    For more than a year, then, Stack and a small group of fellow veterans had sweated, cajoled, begged and borrowed the Chicago parade into existence. The idea of seeing the day when he and his fellow veterans could look back with pride on their service and their sacrifice may have had a special urgency for Stack. He is battling lymph cancer, now in remission after a year and a half of chemotherapy. It is the type of cancer that many thousands of Vietnam veterans now are battling, linked to Agent Orange, the chemical defoliant widely used to uncover the jungle sanctuaries of the enemy.
    And so it was that at 9:30 on this balmy Friday morning in the middle of June that four men, each wounded in his own way and still suffering from a war that ended 11 years earlier, led off a parade in its remembrance. And the collection of humanity they were leading was awesome.
    Two hundred thousand men and women veterans from every state in the union had gathered patiently at Navy Pier. Each had come because he or she wanted to come, underscoring that each in some fashion or degree also felt wounded by the war. Some had come alone, some in twos and threes. Many came with large groups of fellow veterans. Thousands brought their wives and children to march with them. Some came with their fathers, veterans of earlier wars. A few mothers came alone, bearing photos of dead sons, yearning for a moment of public recognition of their sacrifice. They were white, black, Hispanic, Oriental and American Indian. They were shod in sturdy work boots and supple wingtips. They wore pinstriped suits and motorcycle jackets. Their mood was an almost eerie combination of jubilant pride and funereal solemnity.
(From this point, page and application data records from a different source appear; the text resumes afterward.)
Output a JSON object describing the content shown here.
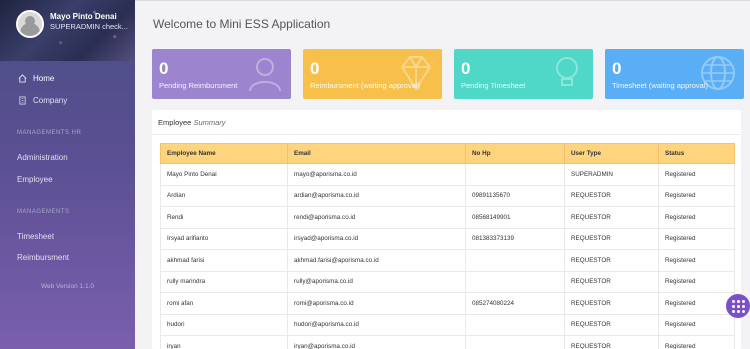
{
  "profile": {
    "name": "Mayo Pinto Denai",
    "role": "SUPERADMIN check..."
  },
  "nav": {
    "home": "Home",
    "company": "Company",
    "section_hr": "MANAGEMENTS HR",
    "administration": "Administration",
    "employee": "Employee",
    "section_mgmt": "MANAGEMENTS",
    "timesheet": "Timesheet",
    "reimbursment": "Reimbursment",
    "version": "Web Version 1.1.0"
  },
  "page": {
    "title": "Welcome to Mini ESS Application"
  },
  "cards": [
    {
      "value": "0",
      "label": "Pending Reimbursment",
      "color": "#9d84cf",
      "icon": "user-icon"
    },
    {
      "value": "0",
      "label": "Reimbursment (waiting approval)",
      "color": "#f7c04b",
      "icon": "diamond-icon"
    },
    {
      "value": "0",
      "label": "Pending Timesheet",
      "color": "#4fd7c7",
      "icon": "bulb-icon"
    },
    {
      "value": "0",
      "label": "Timesheet (waiting approval)",
      "color": "#5aaef5",
      "icon": "globe-icon"
    }
  ],
  "summary": {
    "title": "Employee",
    "subtitle": "Summary",
    "columns": [
      "Employee Name",
      "Email",
      "No Hp",
      "User Type",
      "Status"
    ],
    "rows": [
      [
        "Mayo Pinto Denai",
        "mayo@aporisma.co.id",
        "",
        "SUPERADMIN",
        "Registered"
      ],
      [
        "Ardian",
        "ardian@aporisma.co.id",
        "09891135670",
        "REQUESTOR",
        "Registered"
      ],
      [
        "Rendi",
        "rendi@aporisma.co.id",
        "08568149901",
        "REQUESTOR",
        "Registered"
      ],
      [
        "Irsyad arifianto",
        "irsyad@aporisma.co.id",
        "081383373139",
        "REQUESTOR",
        "Registered"
      ],
      [
        "akhmad farisi",
        "akhmad.farisi@aporisma.co.id",
        "",
        "REQUESTOR",
        "Registered"
      ],
      [
        "rully marindra",
        "rully@aporisma.co.id",
        "",
        "REQUESTOR",
        "Registered"
      ],
      [
        "romi afan",
        "romi@aporisma.co.id",
        "085274080224",
        "REQUESTOR",
        "Registered"
      ],
      [
        "hudori",
        "hudori@aporisma.co.id",
        "",
        "REQUESTOR",
        "Registered"
      ],
      [
        "iryan",
        "iryan@aporisma.co.id",
        "",
        "REQUESTOR",
        "Registered"
      ]
    ]
  },
  "colors": {
    "accent": "#7b4fc8",
    "table_header": "#ffd47e"
  }
}
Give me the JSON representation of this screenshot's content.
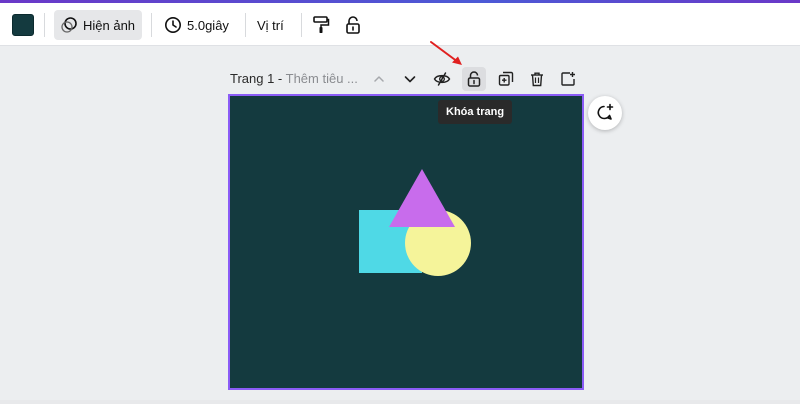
{
  "toolbar": {
    "color_swatch": "#143a3f",
    "show_image_label": "Hiện ảnh",
    "duration_label": "5.0giây",
    "position_label": "Vị trí",
    "icons": [
      "circles-icon",
      "clock-icon",
      "paint-roller-icon",
      "lock-icon"
    ]
  },
  "page_bar": {
    "page_label": "Trang 1 - ",
    "title_placeholder": "Thêm tiêu ...",
    "icons": [
      "chevron-up-icon",
      "chevron-down-icon",
      "eye-hidden-icon",
      "lock-page-icon",
      "duplicate-icon",
      "trash-icon",
      "add-page-icon"
    ]
  },
  "tooltip": {
    "text": "Khóa trang"
  },
  "canvas": {
    "background": "#143a3f",
    "border_color": "#8b5cf6",
    "shapes": [
      {
        "type": "square",
        "color": "#4fd9e6"
      },
      {
        "type": "circle",
        "color": "#f5f49a"
      },
      {
        "type": "triangle",
        "color": "#c86cec"
      }
    ]
  },
  "annotation": {
    "arrow_color": "#e02020"
  }
}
    And as the parade stepped off, nobody, including Tom Stack, knew what the reaction would be along its 2 1/2-mile route. Would there be a respectable crowd lining the sidewalks? Did enough people care to turn out for the march? Would they be respectful? Or would there be protesters and catcalls and ugly incidents reminiscent of the war years? Given that 200,000 veterans had gathered, however, it didn`t seem to matter how many people came to see their parade. This was the largest such gathering of veterans ever, and they, at least, understood each other and why they were there.
    Just as the group was leaving Navy Pier, Bob Wieland said something that put just the right spin on the spirit that would pervade the city for the rest of the day. He began to pull himself along with his hands and, laughing, turned to Stack, Westmoreland and Patridge.
    ``If I go too fast for you fellas,`` he told them, ``let me know, and I`ll slow up.``
    ``My God,`` Westmoreland said to a friend marching behind him, his eyes brimming with tears, ``what guts. What guts.``